Named after Benjamin Franklin, who observed this effect, the Ben Franklin effect is a lesser known yet interesting Psychological finding that can be used to influence people. According to it:

  1. If we do someone a favor then we tend to like them more. (read till the end for an example of a practical application)
  2. The reverse of this effect is also true – If we harm someone, we are more willing to harm them again as a result.

In the words of Benjamin Franklin:

“He that has once done you a kindness will be more ready to do you another than he whom you yourself have obliged.”

Side note: I love biographies. I love them because, there you have an access to a treasure of life-long experiences of great people. I feel, it is like collecting XP (experience) points in a Pokémon game. The more you manage to collect, the better you do in life. And biographies are one of the most efficient sources for XP.

While going through Ben’s autobiography a few months back, I found a lot of his observations to be extremely interesting and I had noted this down in my notes.

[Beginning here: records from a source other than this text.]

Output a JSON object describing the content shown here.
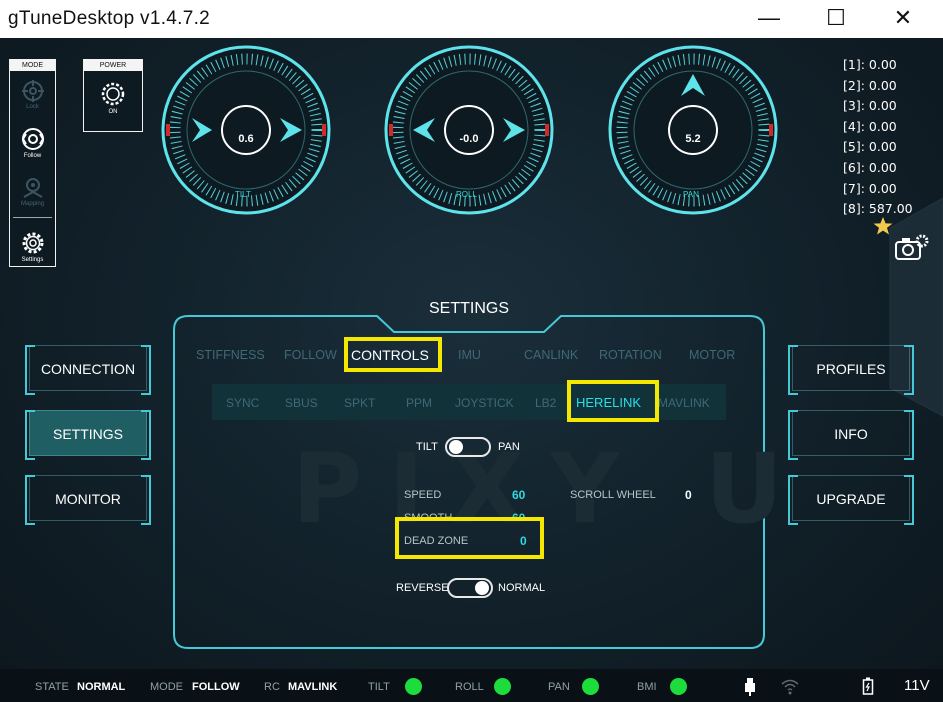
{
  "window": {
    "title": "gTuneDesktop  v1.4.7.2",
    "minimize": "—",
    "maximize": "☐",
    "close": "✕"
  },
  "mode_panel": {
    "header": "MODE",
    "items": [
      {
        "label": "Lock",
        "icon": "target-icon"
      },
      {
        "label": "Follow",
        "icon": "follow-icon"
      },
      {
        "label": "Mapping",
        "icon": "mapping-icon"
      },
      {
        "label": "Settings",
        "icon": "gear-icon"
      }
    ]
  },
  "power_panel": {
    "header": "POWER",
    "label": "ON",
    "icon": "power-icon"
  },
  "dials": [
    {
      "name": "TILT",
      "value": "0.6"
    },
    {
      "name": "ROLL",
      "value": "-0.0"
    },
    {
      "name": "PAN",
      "value": "5.2"
    }
  ],
  "channels": [
    "[1]: 0.00",
    "[2]: 0.00",
    "[3]: 0.00",
    "[4]: 0.00",
    "[5]: 0.00",
    "[6]: 0.00",
    "[7]: 0.00",
    "[8]: 587.00"
  ],
  "left_nav": [
    "CONNECTION",
    "SETTINGS",
    "MONITOR"
  ],
  "right_nav": [
    "PROFILES",
    "INFO",
    "UPGRADE"
  ],
  "settings": {
    "title": "SETTINGS",
    "tabs": [
      "STIFFNESS",
      "FOLLOW",
      "CONTROLS",
      "IMU",
      "CANLINK",
      "ROTATION",
      "MOTOR"
    ],
    "active_tab": "CONTROLS",
    "subtabs": [
      "SYNC",
      "SBUS",
      "SPKT",
      "PPM",
      "JOYSTICK",
      "LB2",
      "HERELINK",
      "MAVLINK"
    ],
    "active_subtab": "HERELINK",
    "axis_toggle": {
      "left": "TILT",
      "right": "PAN"
    },
    "speed": {
      "label": "SPEED",
      "value": "60"
    },
    "smooth": {
      "label": "SMOOTH",
      "value": "60"
    },
    "scroll_wheel": {
      "label": "SCROLL WHEEL",
      "value": "0"
    },
    "dead_zone": {
      "label": "DEAD ZONE",
      "value": "0"
    },
    "direction_toggle": {
      "left": "REVERSE",
      "right": "NORMAL"
    },
    "watermark": "PIXY U"
  },
  "status": {
    "state_label": "STATE",
    "state_value": "NORMAL",
    "mode_label": "MODE",
    "mode_value": "FOLLOW",
    "rc_label": "RC",
    "rc_value": "MAVLINK",
    "indicators": [
      "TILT",
      "ROLL",
      "PAN",
      "BMI"
    ],
    "voltage": "11V"
  },
  "colors": {
    "accent": "#3ad8d8",
    "highlight": "#f5e800",
    "ok": "#1ddd3c",
    "background": "#0f1c25"
  }
}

How he used his observation

He was able to befriend a rival legislator by trying this out. The following is an excerpt from his biography:

Having heard that he had in his library a certain very scarce and curious book, I wrote a note to him, expressing my desire of perusing that book, and requesting he would do me the favour of lending it to me for a few days. He sent it immediately, and I return’d it in about a week with another note, expressing strongly my sense of the favour. When we next met in the House, he spoke to me (which he had never done before), and with great civility; and he ever after manifested a readiness to serve me on all occasions, so that we became great friends, and our friendship continued to his death.

Jecker & Lendy published a study in the year 1969 which used 3 groups of students to prove this scientifically. In the study, the students from the first group liked a professor more than the other two groups. It was to this group the professor had asked for a favor.

How can you use it?

  1. If you want someone to like you (or influence someone), even though it may seem counter-intuitive, you could just ask him/her for a favor.
  2. If some random stranger asks you for a favor, you could be a little more cautious about you liking him/her.
  3. To get a better effect, ask a person who is tired.

No wonder, guys after fetching a 100 chocolate ice-cream cups for their girl-friends, only tend to fall more in love with them.